New from theIntelRealSenseline of products is the T265 standalone tracking camera, which uses proprietary visual inertial odometry simultaneous localization and mapping (V-SLAM) technology with computing at the edge for accurate and low-latency tracking for applications such as robotics, drones, augmented reality (AR), and virtual reality.

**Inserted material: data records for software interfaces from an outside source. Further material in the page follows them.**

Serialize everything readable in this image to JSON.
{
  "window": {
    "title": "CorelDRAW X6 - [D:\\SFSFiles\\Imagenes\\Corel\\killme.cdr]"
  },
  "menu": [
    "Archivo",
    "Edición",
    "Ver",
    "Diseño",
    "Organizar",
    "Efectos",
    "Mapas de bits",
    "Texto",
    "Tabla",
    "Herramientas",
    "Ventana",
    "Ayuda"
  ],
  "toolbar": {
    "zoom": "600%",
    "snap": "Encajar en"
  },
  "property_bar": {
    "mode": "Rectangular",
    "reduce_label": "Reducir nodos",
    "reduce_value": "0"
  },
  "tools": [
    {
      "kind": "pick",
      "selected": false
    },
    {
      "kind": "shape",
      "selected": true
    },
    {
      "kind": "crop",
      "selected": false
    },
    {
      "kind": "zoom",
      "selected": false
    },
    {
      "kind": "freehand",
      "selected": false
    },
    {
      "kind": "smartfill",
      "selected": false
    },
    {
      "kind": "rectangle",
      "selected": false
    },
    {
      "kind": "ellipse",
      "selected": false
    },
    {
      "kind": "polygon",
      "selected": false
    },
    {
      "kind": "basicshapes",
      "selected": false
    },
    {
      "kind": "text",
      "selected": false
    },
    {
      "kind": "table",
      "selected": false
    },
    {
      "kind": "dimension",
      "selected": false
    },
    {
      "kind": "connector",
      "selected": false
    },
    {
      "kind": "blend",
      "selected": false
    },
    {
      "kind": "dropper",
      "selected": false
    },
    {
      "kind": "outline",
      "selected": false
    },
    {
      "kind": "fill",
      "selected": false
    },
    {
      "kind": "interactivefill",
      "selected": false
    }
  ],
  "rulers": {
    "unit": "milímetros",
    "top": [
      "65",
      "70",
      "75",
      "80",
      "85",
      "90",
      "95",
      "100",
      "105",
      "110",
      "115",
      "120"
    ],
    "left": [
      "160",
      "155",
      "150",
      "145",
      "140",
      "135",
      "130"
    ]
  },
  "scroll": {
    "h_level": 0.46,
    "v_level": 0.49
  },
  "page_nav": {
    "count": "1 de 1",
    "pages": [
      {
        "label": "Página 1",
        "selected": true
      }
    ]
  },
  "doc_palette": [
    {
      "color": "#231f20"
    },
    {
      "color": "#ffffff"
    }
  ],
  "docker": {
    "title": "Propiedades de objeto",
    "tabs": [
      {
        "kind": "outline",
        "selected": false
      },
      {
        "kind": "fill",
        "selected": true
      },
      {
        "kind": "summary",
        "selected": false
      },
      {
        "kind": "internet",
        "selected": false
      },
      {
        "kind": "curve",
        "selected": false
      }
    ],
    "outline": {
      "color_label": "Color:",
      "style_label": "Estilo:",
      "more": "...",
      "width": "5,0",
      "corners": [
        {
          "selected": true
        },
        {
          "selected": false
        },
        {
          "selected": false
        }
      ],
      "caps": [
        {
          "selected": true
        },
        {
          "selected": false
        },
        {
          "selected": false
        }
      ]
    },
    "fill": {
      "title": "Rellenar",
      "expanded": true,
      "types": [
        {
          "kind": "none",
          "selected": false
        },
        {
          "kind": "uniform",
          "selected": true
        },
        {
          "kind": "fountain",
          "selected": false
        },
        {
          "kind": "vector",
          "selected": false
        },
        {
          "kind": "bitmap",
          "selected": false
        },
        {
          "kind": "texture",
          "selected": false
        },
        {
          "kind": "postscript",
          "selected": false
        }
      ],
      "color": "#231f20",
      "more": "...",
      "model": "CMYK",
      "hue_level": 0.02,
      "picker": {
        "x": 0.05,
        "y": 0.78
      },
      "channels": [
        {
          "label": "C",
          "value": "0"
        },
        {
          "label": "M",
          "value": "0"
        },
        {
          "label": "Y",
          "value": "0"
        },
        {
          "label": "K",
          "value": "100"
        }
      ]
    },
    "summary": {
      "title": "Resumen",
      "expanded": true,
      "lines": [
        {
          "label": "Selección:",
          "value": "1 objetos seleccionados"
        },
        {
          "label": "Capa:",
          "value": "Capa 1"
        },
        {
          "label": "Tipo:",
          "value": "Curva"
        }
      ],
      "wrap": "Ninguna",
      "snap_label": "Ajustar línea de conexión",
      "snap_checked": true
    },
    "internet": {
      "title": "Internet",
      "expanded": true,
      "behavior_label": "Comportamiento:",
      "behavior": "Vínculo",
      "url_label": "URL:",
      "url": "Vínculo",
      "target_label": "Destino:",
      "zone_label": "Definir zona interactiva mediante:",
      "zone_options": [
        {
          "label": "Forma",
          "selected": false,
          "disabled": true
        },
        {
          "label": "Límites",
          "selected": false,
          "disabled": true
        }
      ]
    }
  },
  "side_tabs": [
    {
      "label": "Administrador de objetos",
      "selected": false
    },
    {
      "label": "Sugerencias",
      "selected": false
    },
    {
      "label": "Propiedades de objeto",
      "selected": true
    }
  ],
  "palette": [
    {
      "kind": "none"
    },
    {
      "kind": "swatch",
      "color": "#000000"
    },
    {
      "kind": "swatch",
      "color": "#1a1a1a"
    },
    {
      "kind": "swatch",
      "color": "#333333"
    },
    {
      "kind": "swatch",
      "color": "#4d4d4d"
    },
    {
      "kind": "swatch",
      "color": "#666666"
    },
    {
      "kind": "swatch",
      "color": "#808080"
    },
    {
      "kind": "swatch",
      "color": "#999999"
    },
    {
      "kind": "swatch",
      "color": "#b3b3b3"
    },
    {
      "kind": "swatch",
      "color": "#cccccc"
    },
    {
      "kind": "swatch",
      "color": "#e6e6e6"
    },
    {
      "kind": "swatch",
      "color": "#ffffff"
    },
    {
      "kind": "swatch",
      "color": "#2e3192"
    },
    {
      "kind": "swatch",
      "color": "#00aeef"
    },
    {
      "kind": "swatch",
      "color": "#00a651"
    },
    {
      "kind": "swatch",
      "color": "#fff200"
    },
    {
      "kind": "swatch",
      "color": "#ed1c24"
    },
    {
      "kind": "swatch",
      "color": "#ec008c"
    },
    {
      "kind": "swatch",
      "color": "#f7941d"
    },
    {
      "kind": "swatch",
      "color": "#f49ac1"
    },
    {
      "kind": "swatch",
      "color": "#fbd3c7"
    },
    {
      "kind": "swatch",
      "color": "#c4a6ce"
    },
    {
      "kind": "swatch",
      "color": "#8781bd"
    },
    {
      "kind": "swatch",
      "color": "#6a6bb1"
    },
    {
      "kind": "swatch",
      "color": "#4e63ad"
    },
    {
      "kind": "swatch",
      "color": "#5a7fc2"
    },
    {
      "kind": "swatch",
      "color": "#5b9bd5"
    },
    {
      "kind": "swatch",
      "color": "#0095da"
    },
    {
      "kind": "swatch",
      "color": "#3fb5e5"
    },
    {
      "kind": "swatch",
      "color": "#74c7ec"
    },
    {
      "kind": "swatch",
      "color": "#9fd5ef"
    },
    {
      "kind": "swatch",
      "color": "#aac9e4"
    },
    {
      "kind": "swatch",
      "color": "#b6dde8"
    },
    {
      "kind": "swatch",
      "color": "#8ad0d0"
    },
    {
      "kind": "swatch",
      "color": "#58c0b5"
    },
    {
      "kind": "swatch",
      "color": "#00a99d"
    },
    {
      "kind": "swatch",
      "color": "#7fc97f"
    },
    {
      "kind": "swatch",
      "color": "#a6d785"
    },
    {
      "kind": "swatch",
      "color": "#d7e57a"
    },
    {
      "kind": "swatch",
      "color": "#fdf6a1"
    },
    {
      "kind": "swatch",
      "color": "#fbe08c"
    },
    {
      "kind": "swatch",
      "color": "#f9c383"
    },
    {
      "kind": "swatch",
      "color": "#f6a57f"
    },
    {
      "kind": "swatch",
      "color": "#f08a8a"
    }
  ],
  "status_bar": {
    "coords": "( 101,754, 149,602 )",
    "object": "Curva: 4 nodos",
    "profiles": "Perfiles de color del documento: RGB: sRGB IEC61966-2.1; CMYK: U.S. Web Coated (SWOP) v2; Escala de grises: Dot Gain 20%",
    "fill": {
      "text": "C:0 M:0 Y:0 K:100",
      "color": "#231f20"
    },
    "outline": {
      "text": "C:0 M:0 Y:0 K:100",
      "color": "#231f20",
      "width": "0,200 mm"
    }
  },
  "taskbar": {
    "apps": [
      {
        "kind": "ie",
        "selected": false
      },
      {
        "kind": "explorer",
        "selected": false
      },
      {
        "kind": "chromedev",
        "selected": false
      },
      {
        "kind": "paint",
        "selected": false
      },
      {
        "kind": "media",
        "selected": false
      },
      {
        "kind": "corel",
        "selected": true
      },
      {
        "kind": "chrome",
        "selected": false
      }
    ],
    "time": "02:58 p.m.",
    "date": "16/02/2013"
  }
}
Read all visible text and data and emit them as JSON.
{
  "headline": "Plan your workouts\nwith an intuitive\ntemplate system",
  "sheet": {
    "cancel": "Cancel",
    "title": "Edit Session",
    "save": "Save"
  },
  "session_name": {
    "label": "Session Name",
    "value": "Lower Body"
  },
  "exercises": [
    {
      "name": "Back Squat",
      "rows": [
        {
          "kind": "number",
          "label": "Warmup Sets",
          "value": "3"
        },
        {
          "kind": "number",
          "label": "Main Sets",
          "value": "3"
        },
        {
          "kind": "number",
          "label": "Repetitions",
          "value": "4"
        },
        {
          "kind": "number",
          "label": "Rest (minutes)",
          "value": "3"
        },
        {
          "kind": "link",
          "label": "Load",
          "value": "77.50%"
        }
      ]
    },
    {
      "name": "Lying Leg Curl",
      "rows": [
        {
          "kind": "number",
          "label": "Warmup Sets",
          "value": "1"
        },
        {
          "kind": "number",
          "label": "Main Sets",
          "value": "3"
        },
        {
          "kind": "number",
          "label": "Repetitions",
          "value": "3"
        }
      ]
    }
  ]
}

Intel’s RealSense Tracking Camera T265 uses inside-out tracking, meaning that the device does not rely on any external sensors to understand the environment. Unlike other inside-out tracking, according to Intel, this camera delivers 6-degrees-of-freedom (6DoF) inside-out tracking by gathering inputs from two onboard fisheye cameras. The V-SLAM systems construct and continuously update maps of unknown environments and the location of a device within that environment, and since all position calculations are performed directly on the device, tracking with the T265 is platform independent and allows the T265 to run on very low-compute devices, says Intel.
The camera features the Intel Movidius Myriad 2 vision processing unit, which handles all data processing for tracking on the device. The Myriad 2 VPU is a System-on-Chip system that is equipped with two traditional 32-bit RISC processor cores as well as 12 unique SHAVE vector processing cores.
For its image sensors, the camera features two OV9282 CMOS image sensors from OmniVision Technologies with fisheye lenses for a combined, close to hemispherical 163±5° field of view for robust tracking even with fast motion. OV9282 image sensors are 1 MPixel black and white CMOS image sensors with a 3.0 µm pixel size that can achieve frame rates of 120 fps at full resolution.
Unlike previous Intel RealSense models, the T265 is not a depth camera. Intel does note that it is possible to use the image feed from the two fisheye lenses and sensors to compute dense depth, but the results would be poor compared to other RealSense depth cameras, as the lenses are optimized for wide tracking field of view, rather than depth precision, and there is no texture projected onto the environment to aid in depth fill.
Additionally, the camera—which begins shipping February 28 at $199—features a BMI055 inertial measurement unit from Bosch Sensortec, which enables the accurate measurement of rotation and acceleration of the device to feed into the V-SLAM algorithms, which are run on the VPU. The only hardware requirements for the devices are sufficient non-volatile memory to boot the camera, and a USB 2.0 or 3.0 connection providing 1.5 W of power.
Intel suggests that the camera is suitable for applications where tracking the location of a device is important, especially in locations without GPS service, such as warehouses or remote outdoor areas where the camera uses a combination of known and unknown data to navigate to its destination. It is also designed for flexible implementation and can be added to small-footprint mobile devices such as robots and drones, as well as for connectivity with mobile phones or AR headsets.
One example offered by Intel is the integration of the T265 into a robot designed for agriculture, which will allow the device to navigate fields in a "precision lawnmower-style pattern, and intelligently adapt to avoid obstacles in its environment, including structures or people."
"Understanding your environment is a critical component for many devices. The T265 was designed to complement our existing Intel RealSense Depth Cameras and provide a quick path to product development with our next-generation integrated V-SLAM technology," said Sagi Ben Moshe, vice president and general manager, Intel RealSense Group
View more information on the T265 tracking camera from Intel.